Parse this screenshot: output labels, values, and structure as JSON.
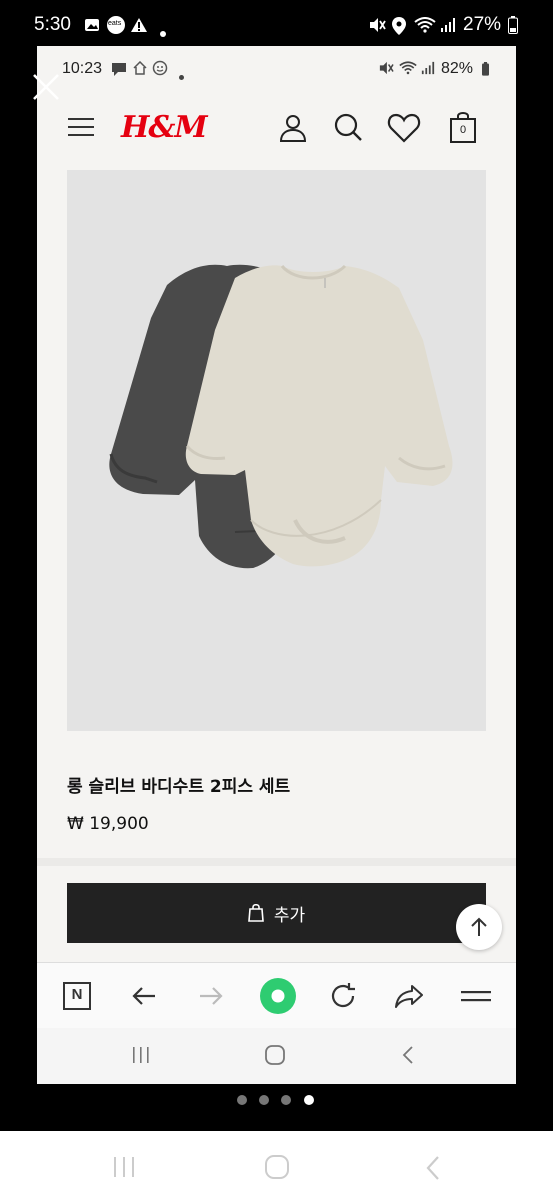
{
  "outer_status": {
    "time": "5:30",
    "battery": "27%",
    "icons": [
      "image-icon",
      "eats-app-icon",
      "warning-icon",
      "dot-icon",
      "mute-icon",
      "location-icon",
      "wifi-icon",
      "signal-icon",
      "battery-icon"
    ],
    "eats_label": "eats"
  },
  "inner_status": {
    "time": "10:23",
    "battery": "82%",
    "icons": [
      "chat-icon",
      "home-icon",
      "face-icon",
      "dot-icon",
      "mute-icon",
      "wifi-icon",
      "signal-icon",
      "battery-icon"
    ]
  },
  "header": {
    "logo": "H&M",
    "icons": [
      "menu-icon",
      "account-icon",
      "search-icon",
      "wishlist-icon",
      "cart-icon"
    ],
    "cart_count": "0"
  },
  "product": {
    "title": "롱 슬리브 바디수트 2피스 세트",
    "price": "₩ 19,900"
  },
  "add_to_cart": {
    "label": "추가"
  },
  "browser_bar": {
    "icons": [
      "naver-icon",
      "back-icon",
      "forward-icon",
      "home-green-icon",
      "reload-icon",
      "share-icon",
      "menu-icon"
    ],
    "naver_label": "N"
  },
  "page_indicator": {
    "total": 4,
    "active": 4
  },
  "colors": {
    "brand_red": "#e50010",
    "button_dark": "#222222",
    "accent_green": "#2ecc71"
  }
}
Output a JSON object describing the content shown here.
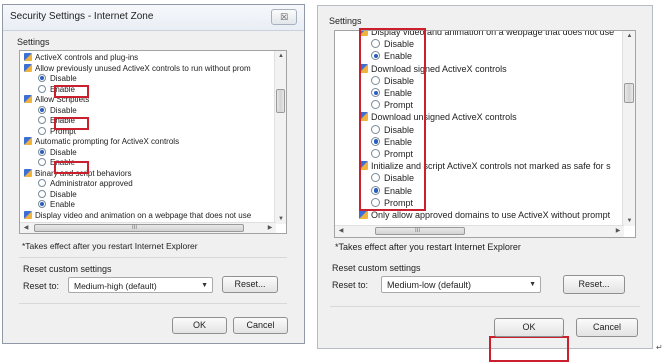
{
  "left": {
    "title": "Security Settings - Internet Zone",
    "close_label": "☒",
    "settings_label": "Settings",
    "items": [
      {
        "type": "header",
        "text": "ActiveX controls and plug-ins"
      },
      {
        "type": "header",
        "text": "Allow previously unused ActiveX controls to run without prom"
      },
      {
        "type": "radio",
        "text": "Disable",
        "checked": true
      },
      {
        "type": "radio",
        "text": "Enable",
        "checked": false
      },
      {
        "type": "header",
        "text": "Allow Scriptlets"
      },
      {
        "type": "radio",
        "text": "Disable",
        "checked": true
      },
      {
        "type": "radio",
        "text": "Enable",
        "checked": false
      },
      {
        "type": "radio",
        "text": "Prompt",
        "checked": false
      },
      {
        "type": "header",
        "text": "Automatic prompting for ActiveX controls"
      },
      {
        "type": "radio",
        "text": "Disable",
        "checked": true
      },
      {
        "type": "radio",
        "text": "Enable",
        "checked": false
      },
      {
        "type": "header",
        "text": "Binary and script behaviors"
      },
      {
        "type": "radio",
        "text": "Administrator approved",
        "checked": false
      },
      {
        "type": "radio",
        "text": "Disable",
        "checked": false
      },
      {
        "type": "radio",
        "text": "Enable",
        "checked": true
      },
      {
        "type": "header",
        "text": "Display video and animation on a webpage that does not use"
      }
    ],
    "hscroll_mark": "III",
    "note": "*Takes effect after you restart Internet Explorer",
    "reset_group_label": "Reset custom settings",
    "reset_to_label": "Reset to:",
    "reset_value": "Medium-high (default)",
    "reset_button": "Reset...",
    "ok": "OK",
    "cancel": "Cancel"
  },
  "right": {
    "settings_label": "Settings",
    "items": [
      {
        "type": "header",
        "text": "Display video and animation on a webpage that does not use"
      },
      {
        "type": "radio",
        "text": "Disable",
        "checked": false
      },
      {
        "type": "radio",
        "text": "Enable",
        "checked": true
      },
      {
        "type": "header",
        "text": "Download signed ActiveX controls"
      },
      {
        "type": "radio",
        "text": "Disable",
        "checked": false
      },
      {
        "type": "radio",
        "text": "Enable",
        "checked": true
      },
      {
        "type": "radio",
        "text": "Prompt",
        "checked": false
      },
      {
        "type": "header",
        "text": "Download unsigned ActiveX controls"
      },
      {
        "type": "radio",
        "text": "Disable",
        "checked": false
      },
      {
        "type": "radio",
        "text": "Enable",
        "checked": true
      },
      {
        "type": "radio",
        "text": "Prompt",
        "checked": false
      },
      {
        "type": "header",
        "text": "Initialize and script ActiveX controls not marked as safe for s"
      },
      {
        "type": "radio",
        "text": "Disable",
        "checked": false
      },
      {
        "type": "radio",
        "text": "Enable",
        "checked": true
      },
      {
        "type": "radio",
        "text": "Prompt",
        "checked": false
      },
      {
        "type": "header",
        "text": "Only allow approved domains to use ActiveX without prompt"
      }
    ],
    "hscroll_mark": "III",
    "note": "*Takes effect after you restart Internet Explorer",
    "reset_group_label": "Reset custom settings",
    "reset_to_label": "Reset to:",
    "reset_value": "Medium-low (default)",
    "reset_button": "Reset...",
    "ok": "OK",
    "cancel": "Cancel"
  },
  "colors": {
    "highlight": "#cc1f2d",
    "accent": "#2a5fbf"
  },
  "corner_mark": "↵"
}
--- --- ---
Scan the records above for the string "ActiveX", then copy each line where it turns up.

▶ _ANSWER_:
        "text": "ActiveX controls and plug-ins"
        "text": "Allow previously unused ActiveX controls to run without prom"
        "text": "Automatic prompting for ActiveX controls"
        "text": "Download signed ActiveX controls"
        "text": "Download unsigned ActiveX controls"
        "text": "Initialize and script ActiveX controls not marked as safe for s"
        "text": "Only allow approved domains to use ActiveX without prompt"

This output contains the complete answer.